Now he had called a customer a bitch. He had apologized, somewhat under duress, and wasn't going to lose his job, but I couldn't let it rest.

"Walker, could you just tell me exactly what happened today at work," I asked as he sat uncomfortably on the couch, shifting around and avoiding eye-contact.

"Well, this is really embarrassing...." Long pause.

"That's okay. You're not going to get in trouble. I just need to know what happened. Did you call a customer a name?" Another very long pause. He knew I knew.

"Well, yeah, I'm really sorry...I did...but she was really rude to me...I just can't tell you..." Tears welled up in his eyes.

"It's okay. Just tell me what you called her." Tears welled in my eyes too.

"Well...I called her a Bad Seed...She really was...She said she wanted paper instead of plastic, and I didn't hear her, and when I started loading plastic she yelled at me so I called her a Bad Seed. I promise it won't happen again. I know I might lose my job."

Now this made sense in Walkerese...almost. He talks in movie talk a lot, but most of the movies are Disney and at the most PG rated. I was kind of bewildered that he might have seen "The Bad Seed", a movie about a wicked little girl that came out in the '50's and one that I didn't remember from his shelf last time I had cleaned and sorted out. Turns out, there was a reference to the old movie in one of his newer favorites.

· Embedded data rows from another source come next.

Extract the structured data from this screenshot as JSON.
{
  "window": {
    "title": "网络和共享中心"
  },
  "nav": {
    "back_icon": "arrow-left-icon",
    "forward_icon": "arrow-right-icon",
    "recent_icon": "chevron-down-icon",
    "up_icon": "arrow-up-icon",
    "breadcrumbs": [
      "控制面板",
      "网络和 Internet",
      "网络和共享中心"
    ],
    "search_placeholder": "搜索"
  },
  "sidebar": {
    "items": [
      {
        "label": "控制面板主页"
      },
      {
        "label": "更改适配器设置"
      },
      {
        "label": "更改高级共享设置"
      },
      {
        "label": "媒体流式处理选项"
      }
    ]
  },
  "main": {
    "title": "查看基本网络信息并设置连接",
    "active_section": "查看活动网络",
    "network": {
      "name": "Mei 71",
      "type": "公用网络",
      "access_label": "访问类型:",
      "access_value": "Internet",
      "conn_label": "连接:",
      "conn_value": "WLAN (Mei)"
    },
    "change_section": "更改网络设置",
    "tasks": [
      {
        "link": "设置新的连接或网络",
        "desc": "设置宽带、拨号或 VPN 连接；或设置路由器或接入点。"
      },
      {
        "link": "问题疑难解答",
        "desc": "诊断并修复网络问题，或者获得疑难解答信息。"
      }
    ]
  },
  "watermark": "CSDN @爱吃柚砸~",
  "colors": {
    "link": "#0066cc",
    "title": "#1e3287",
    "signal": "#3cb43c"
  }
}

The customer, the cashier and his boss had heard what they expected, and probably knew deep down. They heard him call her a bitch, when he really called her a Bad Seed.

After some lecturing about the customer always being right, the matter was put to rest. In my heart, I knew who the Bad Seed was, though. I think Walker's boss did too.

I hope I'm not a Bad Seed too often. I hope people hear what I really mean to say, and not what they think I say.